And oh, good lord: Ziggy Marley wrote a children’s book!? Apparently so, and apparently it’s called I Love You TooWell, of course it is. Those of us who spent much of the late-80s blasting Tomorrow People from the boombox will be smiling along with me, I’m sure.

Did I hallucinate this, or did I see Ziggy Marley twice in concert? I seem to recall going to see Ziggy Marley, Cheap Trick, and INXS – and also seeing Ziggy Marley opening for Stevie Nicks on another tour. Could that be? And were the Sugarcubes part of the latter? Ah, the 80s. Tripping on Mountain Dew… it’s all such a bright, colorful blur…

Final note: if you’re like me and you tend to see a good book listed somewhere, then you wander over to Amazon to save a few bucks, fear not! Akashic Books offers 25% off every book, every day. So you can buy from their website. Good luck, Akashic Books! I love you too!

Previous Small Press Shout-Outs:

Small Press Shout-Out: Ugly Duckling Presse!

A presse! We’re obviously big fans of the extra e here at the Jacke blog. But there’s more than just creative spelling going on over at Ugly Duckling. There’s the logo (Toyota-like in its ability to combine the presse’s letters into a recognizable symbol).

But none of that matters as much as the catalog. And it’s here the presse’s eclectic devotion shines through. They put out more than 25 titles per year of poetry books and chapbooks, printing and binding many of them by hand at the “UDP workshop,” which sounds like a place I’d like to spend some time in. There’s also an Eastern European Poets Series, a “Lost Literature” series (dedicated to salvaging forgotten 20th-century gems), and a Dossier Series.

Could there be a more intriguing description of a small-press series than this?

UDP’s Dossier Series was founded in 2008 to expand the formal scope of the press. Dossier publications don’t share a single genre or form—poetry, essay, criticism, interview, artist book, polemical text—but rather an investigative impulse.

Before investigating further, I tried to guess what that might look like. Crime in America? The history of the don’t-ask-don’t-tell policy? Healthcare and mental illness? School lunch programs? Auto safety?

Hmm. Was I close? I’m not actually sure. I think I know what Ed Steck is going for with The Garden: Synthetic Environment for Analysis and Simulation, but what about Simone White’s Unrest?
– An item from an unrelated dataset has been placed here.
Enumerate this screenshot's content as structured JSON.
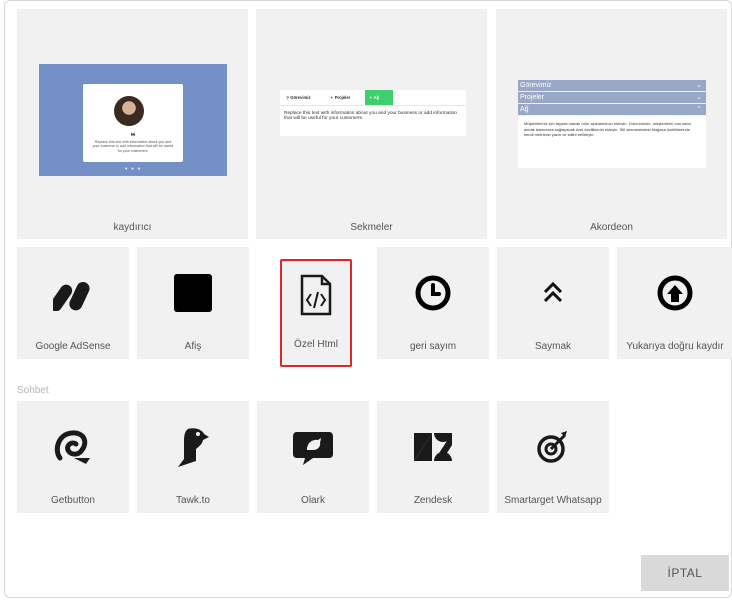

Or Vanessa Place’s Boycott? What’s the investigative impulse behind Arielle Greenberg’s Shake Her or Cecilia Vicuna’s Spit Temple?

In the end I’m not sure it matters. Something is going on here; the people running Ugly Duckling Presse are smart enough to trust that it’s worth digging into further. Let me know if you have any recommendations!

Previous Small Press Shoutouts: